For most of my twenties, I sat alone in repertory movie theaters throughout New York City, falling in love with people I would never meet, preparing for the day I would make a film of my own. That “Materna” would be a New York story was perhaps inevitable. My narrative sense has been shaped by the city. Urban life can feel so communal and so isolating at the same time. We share the same subway cars, pass the same faces at our coffee shops. But do we ever come close to understanding how our neighbors think or feel? City life has always been about the curiosity provoked by the stranger on the street or subway platform — who is this person and what is their life? What do they do? Who do they love? “Materna” was borne of questions like these.
The writing of “Materna” began with private conversations between myself and my co-writers, Jade Eshete and Assol Abdullina. At the time we were all at our most vulnerable, wanting to confront the most sensitive raw material of our lives in our work. In close creative collaboration with producers Emily McEvoy and Liz Cardenas, we adapted our own real-life family dramas, and both Jade and Assol went on to assume their own fictionalized roles on screen.
The film explores the inner lives of four women adrift in New York City, isolated and estranged from their loved ones. The women’s worlds are radically different, separated by race, culture, politics, religion and class. And yet, as their storylines intersect, we come to understand their shared isolation and their shared struggle for identity and connection.
The trajectories of the characters — moving from a place of isolation to a place of contact and connection — reflected our own personal trajectories and journeys in our own lives. Then, at the moment we were poised to share the film with audiences, the city that never stops moving came to a painful grinding halt, and the unprecedented events unfolding forced us back into isolation.
Now the pandemic requires us to be urban dwellers in seclusion, without the activating energy of our shared experience. All we have left is to imagine what is going on in peoples’ lives — in their hearts, and in their homes, behind closed doors.

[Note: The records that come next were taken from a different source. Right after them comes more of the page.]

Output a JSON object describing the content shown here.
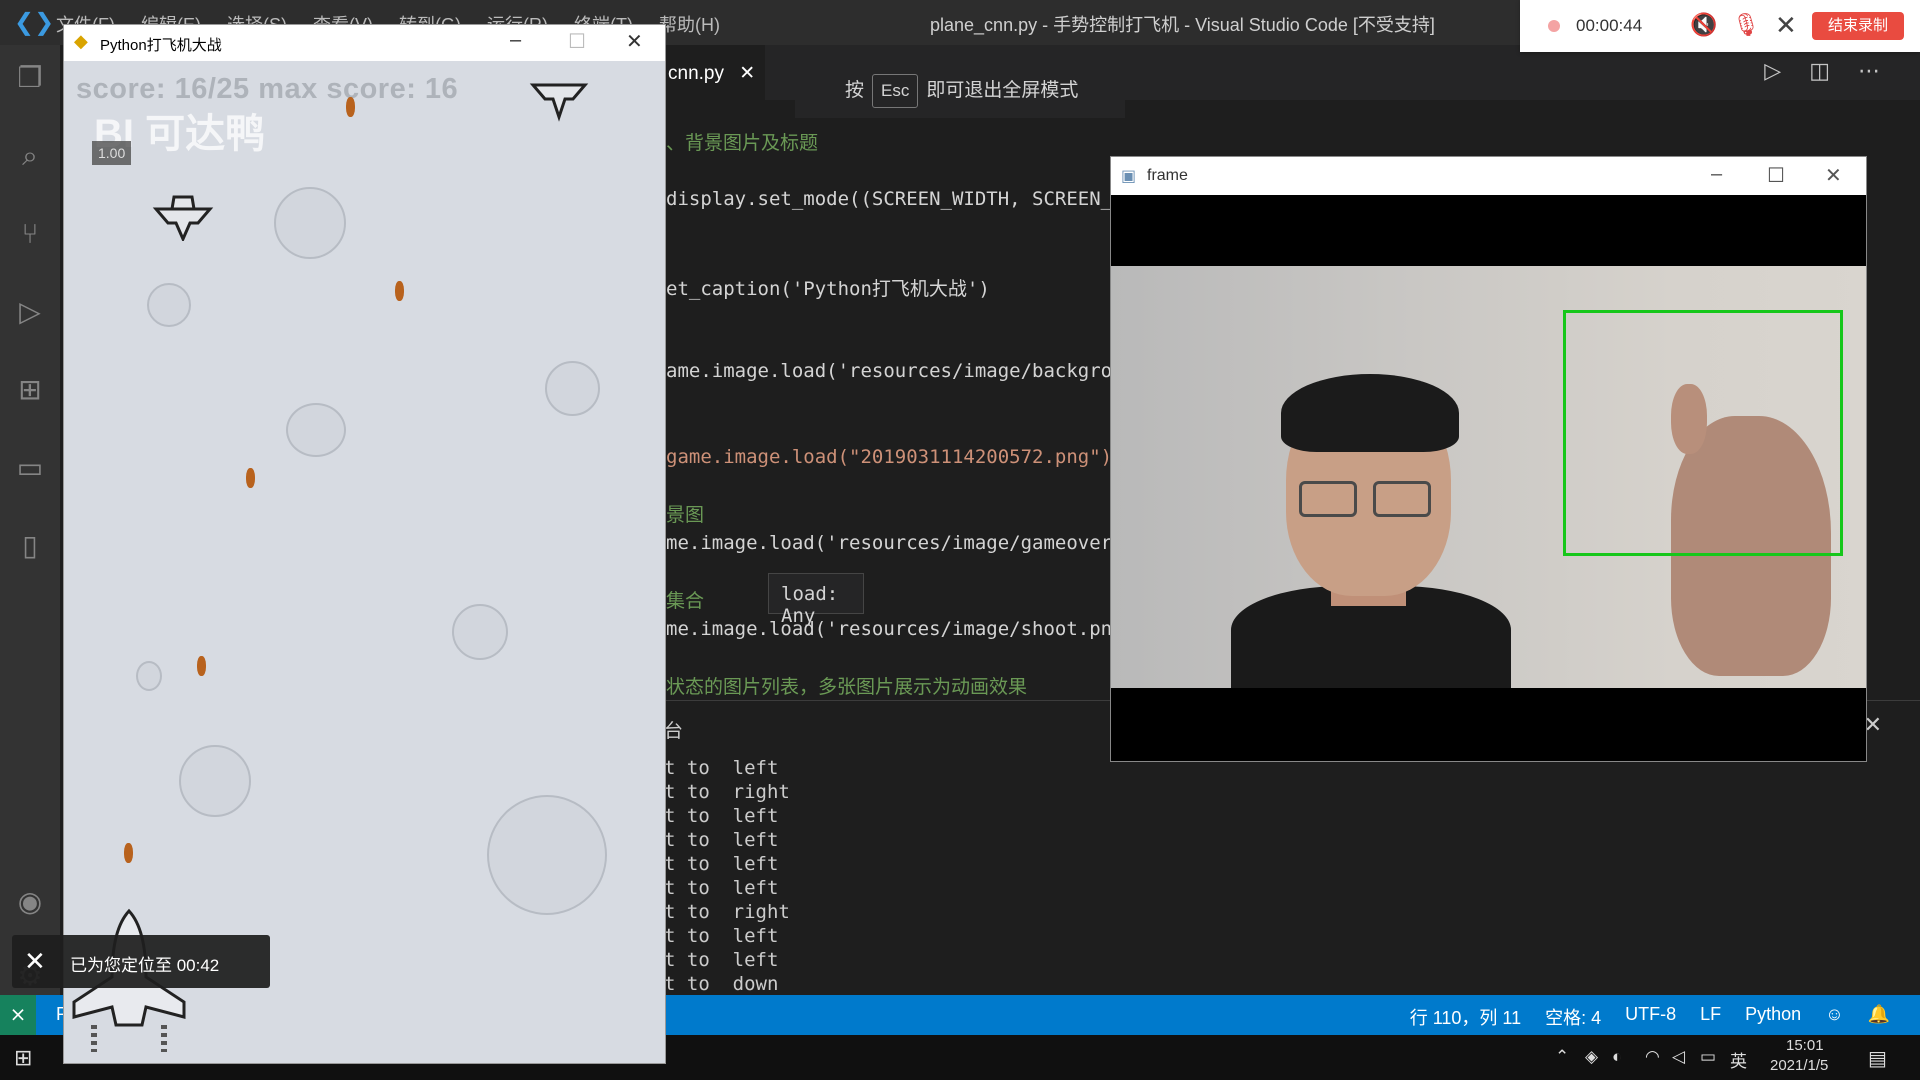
{
  "vscode": {
    "window_title": "plane_cnn.py - 手势控制打飞机 - Visual Studio Code [不受支持]",
    "menu": [
      "文件(F)",
      "编辑(E)",
      "选择(S)",
      "查看(V)",
      "转到(G)",
      "运行(R)",
      "终端(T)",
      "帮助(H)"
    ],
    "active_tab": "cnn.py",
    "esc_banner": {
      "prefix": "按",
      "key": "Esc",
      "suffix": "即可退出全屏模式"
    },
    "code_lines": [
      {
        "text": "、背景图片及标题",
        "kind": "comment"
      },
      {
        "text": "display.set_mode((SCREEN_WIDTH, SCREEN_",
        "kind": "code"
      },
      {
        "text": "et_caption('Python打飞机大战')",
        "kind": "code"
      },
      {
        "text": "ame.image.load('resources/image/backgro",
        "kind": "code"
      },
      {
        "text": "game.image.load(\"2019031114200572.png\")",
        "kind": "code"
      },
      {
        "text": "景图",
        "kind": "comment"
      },
      {
        "text": "me.image.load('resources/image/gameover",
        "kind": "code"
      },
      {
        "text": "集合",
        "kind": "comment"
      },
      {
        "text": "me.image.load('resources/image/shoot.pn",
        "kind": "code"
      },
      {
        "text": "状态的图片列表，多张图片展示为动画效果",
        "kind": "comment"
      }
    ],
    "hover_tooltip": "load: Any",
    "panel_title": "台",
    "terminal_lines": [
      "t to  left",
      "t to  right",
      "t to  left",
      "t to  left",
      "t to  left",
      "t to  left",
      "t to  right",
      "t to  left",
      "t to  left",
      "t to  down"
    ],
    "status_left": "P",
    "status": {
      "position": "行 110，列 11",
      "spaces": "空格: 4",
      "encoding": "UTF-8",
      "eol": "LF",
      "language": "Python"
    }
  },
  "recorder": {
    "elapsed": "00:00:44",
    "end_button": "结束录制"
  },
  "game": {
    "window_title": "Python打飞机大战",
    "score_text": "score: 16/25  max score: 16",
    "watermark": "BI 可达鸭",
    "version": "1.00"
  },
  "toast": {
    "message": "已为您定位至 00:42"
  },
  "frame": {
    "window_title": "frame"
  },
  "taskbar": {
    "ime": "英",
    "time": "15:01",
    "date": "2021/1/5"
  },
  "colors": {
    "status_bar": "#007acc",
    "roi_box": "#16c71a",
    "record_button": "#e94b40",
    "bullet": "#b8621d"
  },
  "icons": {
    "activity": [
      "explorer-icon",
      "search-icon",
      "source-control-icon",
      "run-debug-icon",
      "extensions-icon",
      "remote-explorer-icon",
      "notebook-icon",
      "account-icon",
      "settings-gear-icon"
    ]
  }
}
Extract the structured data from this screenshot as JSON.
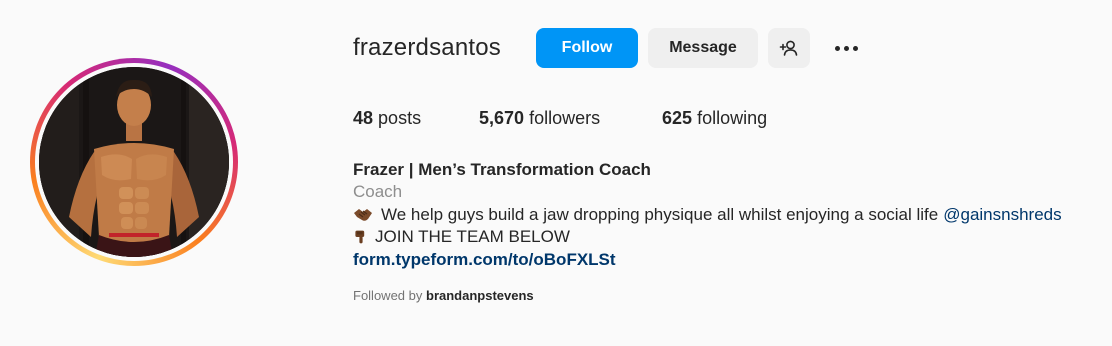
{
  "profile": {
    "username": "frazerdsantos",
    "avatar_alt": "avatar",
    "actions": {
      "follow_label": "Follow",
      "message_label": "Message",
      "suggest_icon": "person-plus-icon",
      "more_icon": "more-options-icon"
    },
    "stats": {
      "posts_count": "48",
      "posts_label": "posts",
      "followers_count": "5,670",
      "followers_label": "followers",
      "following_count": "625",
      "following_label": "following"
    },
    "full_name": "Frazer | Men’s Transformation Coach",
    "category": "Coach",
    "bio": {
      "line1": "We help guys build a jaw dropping physique all whilst enjoying a social life",
      "line1_icon": "handshake-emoji",
      "mention": "@gainsnshreds",
      "line2": "JOIN THE TEAM BELOW",
      "line2_icon": "pointing-down-emoji"
    },
    "link": "form.typeform.com/to/oBoFXLSt",
    "followed_by_prefix": "Followed by",
    "followed_by_user": "brandanpstevens"
  },
  "colors": {
    "primary": "#0095f6",
    "link": "#00376b",
    "secondary_text": "#8e8e8e",
    "background": "#fafafa"
  }
}
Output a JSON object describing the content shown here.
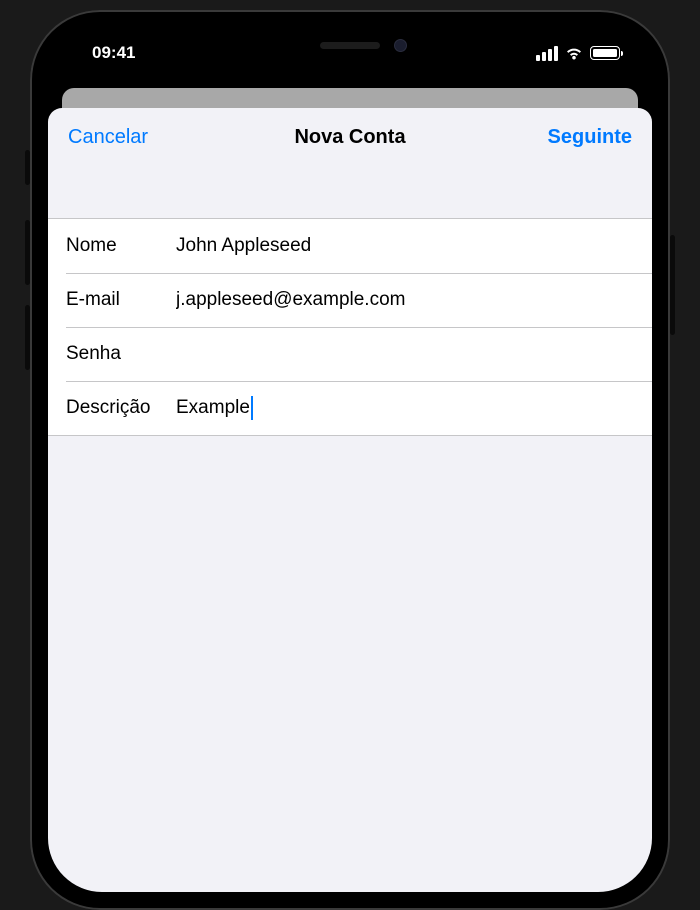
{
  "status_bar": {
    "time": "09:41"
  },
  "modal": {
    "title": "Nova Conta",
    "cancel_label": "Cancelar",
    "next_label": "Seguinte"
  },
  "form": {
    "name": {
      "label": "Nome",
      "value": "John Appleseed"
    },
    "email": {
      "label": "E-mail",
      "value": "j.appleseed@example.com"
    },
    "password": {
      "label": "Senha",
      "value": ""
    },
    "description": {
      "label": "Descrição",
      "value": "Example"
    }
  }
}
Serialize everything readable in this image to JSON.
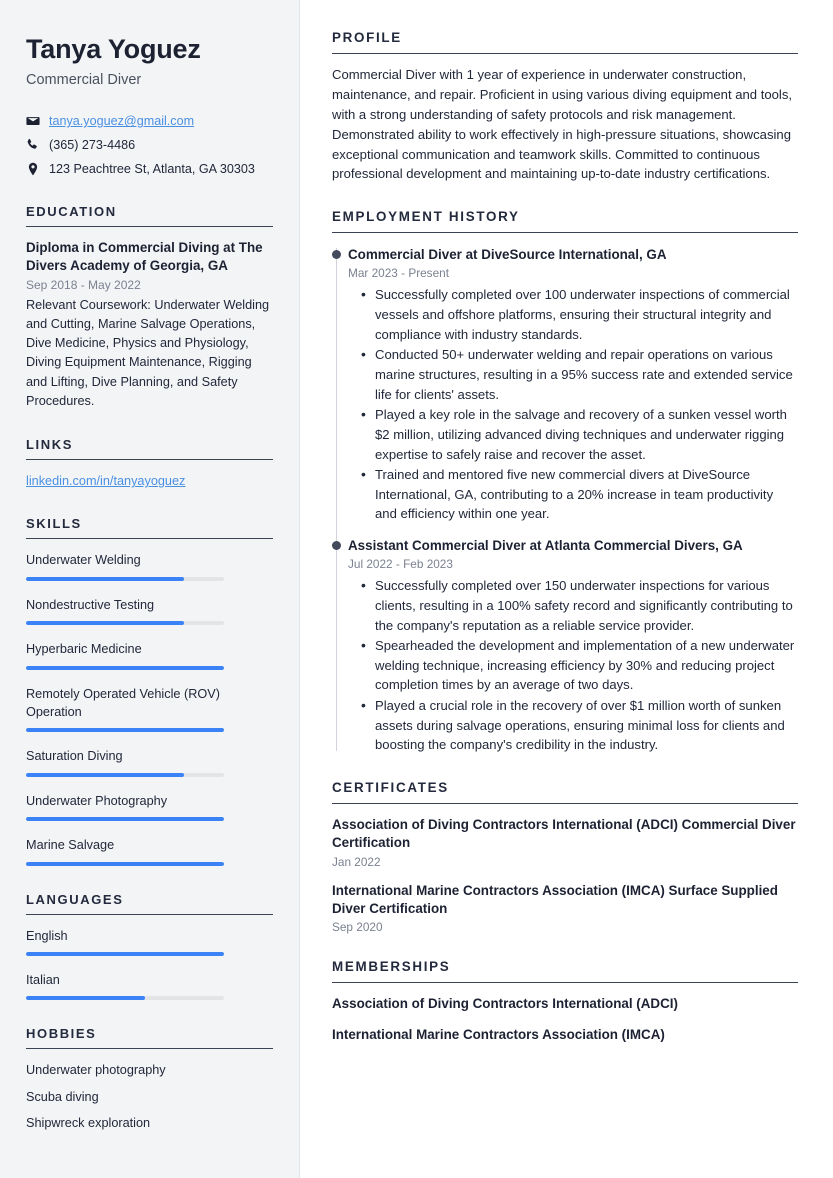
{
  "theme": {
    "sidebar_background": "#f3f4f6",
    "heading_color": "#232a3d",
    "text_color": "#22283a",
    "muted_color": "#7b8190",
    "accent_color": "#3b82f6",
    "link_color": "#4a90e2",
    "timeline_dot_color": "#424a5c"
  },
  "sidebar": {
    "name": "Tanya Yoguez",
    "job_title": "Commercial Diver",
    "contact": [
      {
        "icon": "envelope-icon",
        "text": "tanya.yoguez@gmail.com",
        "is_link": true
      },
      {
        "icon": "phone-icon",
        "text": "(365) 273-4486",
        "is_link": false
      },
      {
        "icon": "location-pin-icon",
        "text": "123 Peachtree St, Atlanta, GA 30303",
        "is_link": false
      }
    ],
    "education": {
      "heading": "EDUCATION",
      "title": "Diploma in Commercial Diving at The Divers Academy of Georgia, GA",
      "date": "Sep 2018 - May 2022",
      "description": "Relevant Coursework: Underwater Welding and Cutting, Marine Salvage Operations, Dive Medicine, Physics and Physiology, Diving Equipment Maintenance, Rigging and Lifting, Dive Planning, and Safety Procedures."
    },
    "links": {
      "heading": "LINKS",
      "items": [
        {
          "label": "linkedin.com/in/tanyayoguez"
        }
      ]
    },
    "skills": {
      "heading": "SKILLS",
      "items": [
        {
          "label": "Underwater Welding",
          "level": 80
        },
        {
          "label": "Nondestructive Testing",
          "level": 80
        },
        {
          "label": "Hyperbaric Medicine",
          "level": 100
        },
        {
          "label": "Remotely Operated Vehicle (ROV) Operation",
          "level": 100
        },
        {
          "label": "Saturation Diving",
          "level": 80
        },
        {
          "label": "Underwater Photography",
          "level": 100
        },
        {
          "label": "Marine Salvage",
          "level": 100
        }
      ]
    },
    "languages": {
      "heading": "LANGUAGES",
      "items": [
        {
          "label": "English",
          "level": 100
        },
        {
          "label": "Italian",
          "level": 60
        }
      ]
    },
    "hobbies": {
      "heading": "HOBBIES",
      "items": [
        {
          "label": "Underwater photography"
        },
        {
          "label": "Scuba diving"
        },
        {
          "label": "Shipwreck exploration"
        }
      ]
    }
  },
  "main": {
    "profile": {
      "heading": "PROFILE",
      "text": "Commercial Diver with 1 year of experience in underwater construction, maintenance, and repair. Proficient in using various diving equipment and tools, with a strong understanding of safety protocols and risk management. Demonstrated ability to work effectively in high-pressure situations, showcasing exceptional communication and teamwork skills. Committed to continuous professional development and maintaining up-to-date industry certifications."
    },
    "employment": {
      "heading": "EMPLOYMENT HISTORY",
      "jobs": [
        {
          "role": "Commercial Diver at DiveSource International, GA",
          "date": "Mar 2023 - Present",
          "bullets": [
            "Successfully completed over 100 underwater inspections of commercial vessels and offshore platforms, ensuring their structural integrity and compliance with industry standards.",
            "Conducted 50+ underwater welding and repair operations on various marine structures, resulting in a 95% success rate and extended service life for clients' assets.",
            "Played a key role in the salvage and recovery of a sunken vessel worth $2 million, utilizing advanced diving techniques and underwater rigging expertise to safely raise and recover the asset.",
            "Trained and mentored five new commercial divers at DiveSource International, GA, contributing to a 20% increase in team productivity and efficiency within one year."
          ]
        },
        {
          "role": "Assistant Commercial Diver at Atlanta Commercial Divers, GA",
          "date": "Jul 2022 - Feb 2023",
          "bullets": [
            "Successfully completed over 150 underwater inspections for various clients, resulting in a 100% safety record and significantly contributing to the company's reputation as a reliable service provider.",
            "Spearheaded the development and implementation of a new underwater welding technique, increasing efficiency by 30% and reducing project completion times by an average of two days.",
            "Played a crucial role in the recovery of over $1 million worth of sunken assets during salvage operations, ensuring minimal loss for clients and boosting the company's credibility in the industry."
          ]
        }
      ]
    },
    "certificates": {
      "heading": "CERTIFICATES",
      "items": [
        {
          "name": "Association of Diving Contractors International (ADCI) Commercial Diver Certification",
          "date": "Jan 2022"
        },
        {
          "name": "International Marine Contractors Association (IMCA) Surface Supplied Diver Certification",
          "date": "Sep 2020"
        }
      ]
    },
    "memberships": {
      "heading": "MEMBERSHIPS",
      "items": [
        {
          "name": "Association of Diving Contractors International (ADCI)"
        },
        {
          "name": "International Marine Contractors Association (IMCA)"
        }
      ]
    }
  }
}
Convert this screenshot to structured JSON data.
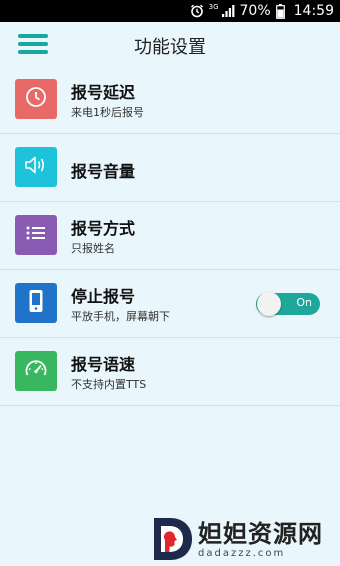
{
  "status_bar": {
    "network": "3G",
    "battery": "70%",
    "time": "14:59",
    "icons": [
      "alarm-icon",
      "signal-icon",
      "battery-icon"
    ]
  },
  "app_bar": {
    "title": "功能设置",
    "menu_icon": "hamburger-menu-icon"
  },
  "settings": [
    {
      "title": "报号延迟",
      "subtitle": "来电1秒后报号",
      "icon": "clock-icon",
      "color": "#e86a68"
    },
    {
      "title": "报号音量",
      "subtitle": "",
      "icon": "speaker-icon",
      "color": "#1cc3db"
    },
    {
      "title": "报号方式",
      "subtitle": "只报姓名",
      "icon": "list-icon",
      "color": "#8a5bb3"
    },
    {
      "title": "停止报号",
      "subtitle": "平放手机，屏幕朝下",
      "icon": "phone-icon",
      "color": "#2172c9",
      "toggle": {
        "label": "On",
        "state": "on"
      }
    },
    {
      "title": "报号语速",
      "subtitle": "不支持内置TTS",
      "icon": "speedometer-icon",
      "color": "#38b760"
    }
  ],
  "watermark": {
    "name": "妲妲资源网",
    "url": "dadazzz.com",
    "logo_letter": "D"
  },
  "colors": {
    "accent": "#18a99e",
    "background": "#e9f6fb"
  }
}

Like Behzad in “The Wind Will Carry Us,” I will have to face the fate of my own project, and one way or another I will. But there are bigger problems we are all facing right now. Our city is in a lot of pain. The world is in a lot of pain.
The 20th century French philosopher Emmanuel Levinas considered the meaning and value of face-to-face contact, writing that when you make face-to-face contact with someone it creates a moral and ethical relationship between you and the other person, that through contact, you become morally responsible to another. As an artist, I want to make work that helps people to connect with the other, with the stranger. As somebody who just made a movie about this very struggle to connect, I worry. Social distancing is a current necessity, but what are the long-term repercussions of combating a virus that encourages us to see the stranger as a monster who can kill you — and your grandmother, too.
At a time of extraordinary uncertainty, I look to the vision of life Abbas Kiarostami offers us in “The Wind Will Carry Us,” that living with the unknown and taking time to slow down — while devastating and difficult in ways that are unthinkable and impossible to put in words — may help to remind us of our vulnerability and interconnection.
The call for vulnerability and connection is at the core of what I tried to explore in my own film. If the women’s stories in “Materna” have any relevance to our current moment, it is because it they are stories of hunger, of the need for love and understanding, and the confinements posed by our own nature. These enduring human problems are revealed to us under stress, when the world feels, as it does now, like it is coming apart all around us. But the truth of who we are, and what we need, will remain when we put the pieces back together, when the subway restores its rumble, and the lights go down for the first Film Forum matinee. Cinema will remain — for me, and for so many — the place we go alone, and together — to learn how to live.
“Materna,” David Gutnik’s debut feature film, was awarded best actress and best cinematography at the 2020 Tribeca Film Festival, where Gutnik was also nominated for best new director. Gutnik is also the editor of several acclaimed features, including Christina Choe’s 2018 Sundance Award winner “Nancy.” “Materna” is a closely observed psychological portrait of four women, whose lives are bound together by an incident on the New York City subway.